Skip to main content

Book Review: A Dangerous Fiction by Barbara Rogan


Literary agent Jo Donovan is in charge of a highly successful agency representing some great talent. Widow of a talented and well-regarded author, Hugo Donovan, Jo has made a name for herself and is much sought after. But when a would-be author begins stalking her, insisting she must read his manuscript and take him on as a client, things start to go wrong. Soon, her clients are attacked, and Jo is reunited with an old flame who is now a police detective in charge of her case.

A Dangerous Fiction by Barbara Rogan is a mystery that encompasses the world of publishing. Rogan brings us into the everyday happenings of a literary agency, the roles people play in choosing and promoting books and authors, and the dangers that arise when authors are rejected. The mystery was well-done, keeping me turning pages from beginning to end, and not giving away the truth until it was finally revealed.

As much as this is a page-turner, I found it a bit of a slow read ~ for a good reason. The writing style was wonderful. I found I wanted to linger over every word and sentence, rather than reading quickly as I tend to do with mysteries. Here's an example from the preface:
He smiled as one does at an oft-heard joke. I looked at him properly for the first time. The boyishness was gone, but the lines around his eyes and mouth suited him, lending gravitas to his face. His eyes were green, but a darker, warier shade than I remembered, rain forest instead of meadow. I wondered if he'd ever married. His ring finger was bare, which meant nothing. Hugo and I exchanged rings when we married, but Hugo never wore his. It chafed him when he wrote, he'd said.
The characters in A Dangerous Fiction are well-drawn, although we definitely get to know Jo more than others. I still felt the other characters with whom she works and interacts were quite realistic. And it was fun to get a glimpse into a literary agency. While there is some violence ~ it's a murder mystery, after all ~ this is more of a cozy mystery than the more harsh thrillers I sometimes read. I highly recommend it to anyone who enjoys mysteries, especially those interested in publishing.

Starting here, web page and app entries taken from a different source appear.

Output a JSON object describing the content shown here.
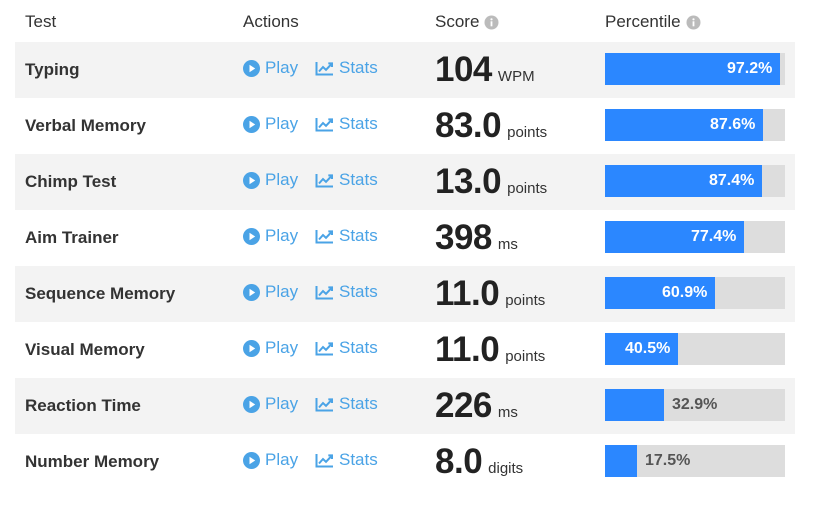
{
  "header": {
    "test": "Test",
    "actions": "Actions",
    "score": "Score",
    "percentile": "Percentile"
  },
  "colors": {
    "accent": "#2b87ff",
    "link": "#4aa3e6",
    "bar_track": "#dddddd",
    "row_alt": "#f3f3f3"
  },
  "rows": [
    {
      "test": "Typing",
      "play_label": "Play",
      "stats_label": "Stats",
      "score": "104",
      "unit": "WPM",
      "percentile_label": "97.2%",
      "percentile": 97.2
    },
    {
      "test": "Verbal Memory",
      "play_label": "Play",
      "stats_label": "Stats",
      "score": "83.0",
      "unit": "points",
      "percentile_label": "87.6%",
      "percentile": 87.6
    },
    {
      "test": "Chimp Test",
      "play_label": "Play",
      "stats_label": "Stats",
      "score": "13.0",
      "unit": "points",
      "percentile_label": "87.4%",
      "percentile": 87.4
    },
    {
      "test": "Aim Trainer",
      "play_label": "Play",
      "stats_label": "Stats",
      "score": "398",
      "unit": "ms",
      "percentile_label": "77.4%",
      "percentile": 77.4
    },
    {
      "test": "Sequence Memory",
      "play_label": "Play",
      "stats_label": "Stats",
      "score": "11.0",
      "unit": "points",
      "percentile_label": "60.9%",
      "percentile": 60.9
    },
    {
      "test": "Visual Memory",
      "play_label": "Play",
      "stats_label": "Stats",
      "score": "11.0",
      "unit": "points",
      "percentile_label": "40.5%",
      "percentile": 40.5
    },
    {
      "test": "Reaction Time",
      "play_label": "Play",
      "stats_label": "Stats",
      "score": "226",
      "unit": "ms",
      "percentile_label": "32.9%",
      "percentile": 32.9
    },
    {
      "test": "Number Memory",
      "play_label": "Play",
      "stats_label": "Stats",
      "score": "8.0",
      "unit": "digits",
      "percentile_label": "17.5%",
      "percentile": 17.5
    }
  ]
}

My rating: 4/5

Visit the author's website
Read an excerpt of A Dangerous Fiction

This review was written based on a copy of A Dangerous Fiction that I received from the publisher in exchange for an honest review.

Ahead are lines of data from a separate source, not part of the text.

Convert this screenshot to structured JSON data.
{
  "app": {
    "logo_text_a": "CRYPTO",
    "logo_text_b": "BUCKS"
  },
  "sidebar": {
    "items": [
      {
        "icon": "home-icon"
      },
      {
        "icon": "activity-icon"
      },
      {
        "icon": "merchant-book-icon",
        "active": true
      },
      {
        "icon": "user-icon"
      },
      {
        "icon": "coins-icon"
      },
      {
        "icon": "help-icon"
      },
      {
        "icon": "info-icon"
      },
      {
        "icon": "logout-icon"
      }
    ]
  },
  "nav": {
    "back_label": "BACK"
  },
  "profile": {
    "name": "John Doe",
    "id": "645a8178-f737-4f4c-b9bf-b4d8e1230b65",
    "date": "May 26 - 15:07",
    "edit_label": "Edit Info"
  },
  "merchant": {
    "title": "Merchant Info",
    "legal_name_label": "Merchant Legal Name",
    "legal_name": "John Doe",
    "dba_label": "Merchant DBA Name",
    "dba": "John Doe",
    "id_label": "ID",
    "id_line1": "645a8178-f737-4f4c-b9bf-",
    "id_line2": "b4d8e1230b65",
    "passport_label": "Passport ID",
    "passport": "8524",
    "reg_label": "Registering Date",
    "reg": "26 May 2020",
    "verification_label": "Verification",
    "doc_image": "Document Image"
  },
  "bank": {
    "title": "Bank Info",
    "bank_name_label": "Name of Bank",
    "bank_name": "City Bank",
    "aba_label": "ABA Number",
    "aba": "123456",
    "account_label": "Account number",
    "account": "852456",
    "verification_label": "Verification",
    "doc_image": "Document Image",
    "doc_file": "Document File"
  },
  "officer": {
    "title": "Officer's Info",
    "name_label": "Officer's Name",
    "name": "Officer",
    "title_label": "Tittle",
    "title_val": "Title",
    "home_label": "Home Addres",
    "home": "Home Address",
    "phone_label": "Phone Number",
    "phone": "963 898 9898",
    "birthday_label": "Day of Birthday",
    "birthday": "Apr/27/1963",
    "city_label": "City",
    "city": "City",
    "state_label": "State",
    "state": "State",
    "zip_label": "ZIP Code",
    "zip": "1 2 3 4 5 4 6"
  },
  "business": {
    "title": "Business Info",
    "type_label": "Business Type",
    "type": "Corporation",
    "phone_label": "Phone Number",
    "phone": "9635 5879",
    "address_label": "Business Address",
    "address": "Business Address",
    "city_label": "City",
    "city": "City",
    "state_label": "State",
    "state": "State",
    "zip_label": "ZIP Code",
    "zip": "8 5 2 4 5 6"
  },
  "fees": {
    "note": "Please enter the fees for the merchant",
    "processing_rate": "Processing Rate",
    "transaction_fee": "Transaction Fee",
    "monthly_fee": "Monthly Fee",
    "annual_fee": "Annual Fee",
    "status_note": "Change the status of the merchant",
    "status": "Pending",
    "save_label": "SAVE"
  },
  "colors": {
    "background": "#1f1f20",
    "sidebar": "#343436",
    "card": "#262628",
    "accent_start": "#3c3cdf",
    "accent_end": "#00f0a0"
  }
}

Comments

Popular posts from this blog

Banned Books Week: Junie B. Jones by Barbara Park

This is the end of Banned Books Week and unfortunately, I haven't had a lot of time to write about banned books this year. But I did want to include at least one post about it, so today I wanted to share one of the book series that it seems most people are surprised to find on the list: Junie B. Jones by Barbara Park.

According to Wikipedia:
The Junie B. Jones series came in at #71 on the American Library Association's list of the Top 100 Banned or Challenged Books from 2000-2009. Reasons cited are poor social values taught by the books and Junie B. Jones not being considered a good role model due to her mouthiness and bad spelling/grammar. This is an interesting example of a banned book. Many times there are serious, controversial topics featured in books that are challenged. Things like homosexuality, drugs, vulgar language, etc. You can actually understand why people may not want their children to read those books, and why they may challenge their inclusion in school libra…

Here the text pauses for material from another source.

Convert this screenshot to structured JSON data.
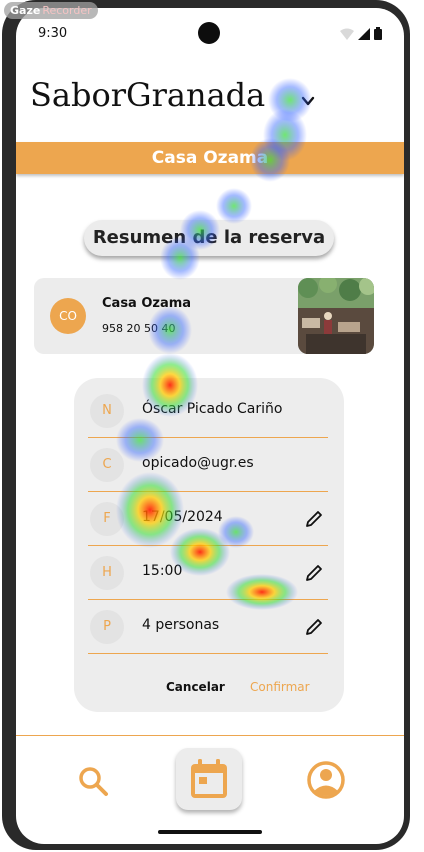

Book Review: No Story to Tell by KJ Steele

Victoria has been put down since the day she was born. First by her parents who were disappointed that she survived while her twin brother died. Then by her verbally abusive husband and his low-life friends. But soon an intriguing artist named Elliott arrives in town and starts encouraging Victoria to follow her dream of opening her own dance studio. She also begins to receive phone calls from a mysterious someone who gets her to open up about her past and face her true feelings.

In No Story to Tell, KJ Steele has captured the small-town atmosphere and brought these characters to life. From the victimized Victoria, to her drunk and obnoxious husband Bobby and his drunk and obnoxious friends, to all the side characters who you'd expect to encounter in a town like this ~ all are so realistic in both their actions and their voices. She has written a compelling story of an abused woman who thinks she is trapped in this loveless, miserable existence. But then she finds a spark of hope…

Book Review: I See You by Clare Mackintosh

Title: I See You
Author: Clare Mackintosh
Genre: thriller
Published: February 21, 2017
Format: ebook (NetGalley)
Source: publisher
Buy on Amazon(affiliate link)


Have you ever felt like someone was watching you? You will after reading Clare Mackintosh's latest release I See You. Told from the perspectives of two women, one who appears to be targeted by a criminal and the other who is the police officer working the case, this psychological thriller will have you looking over your own shoulder by the end.

Zoe is a typical working mother who takes the Underground through London to her office every day. Like most commuters, she has a routine that she follows every day, leaving home at the same time, sitting in the same train car, taking the same route to work from the station. It's habit. But she starts to realize this may not be a good idea after seeing her own photo in an advertisement in the newspaper. Another woman who appears in the advertisement is murdered and Zoe starts to ge…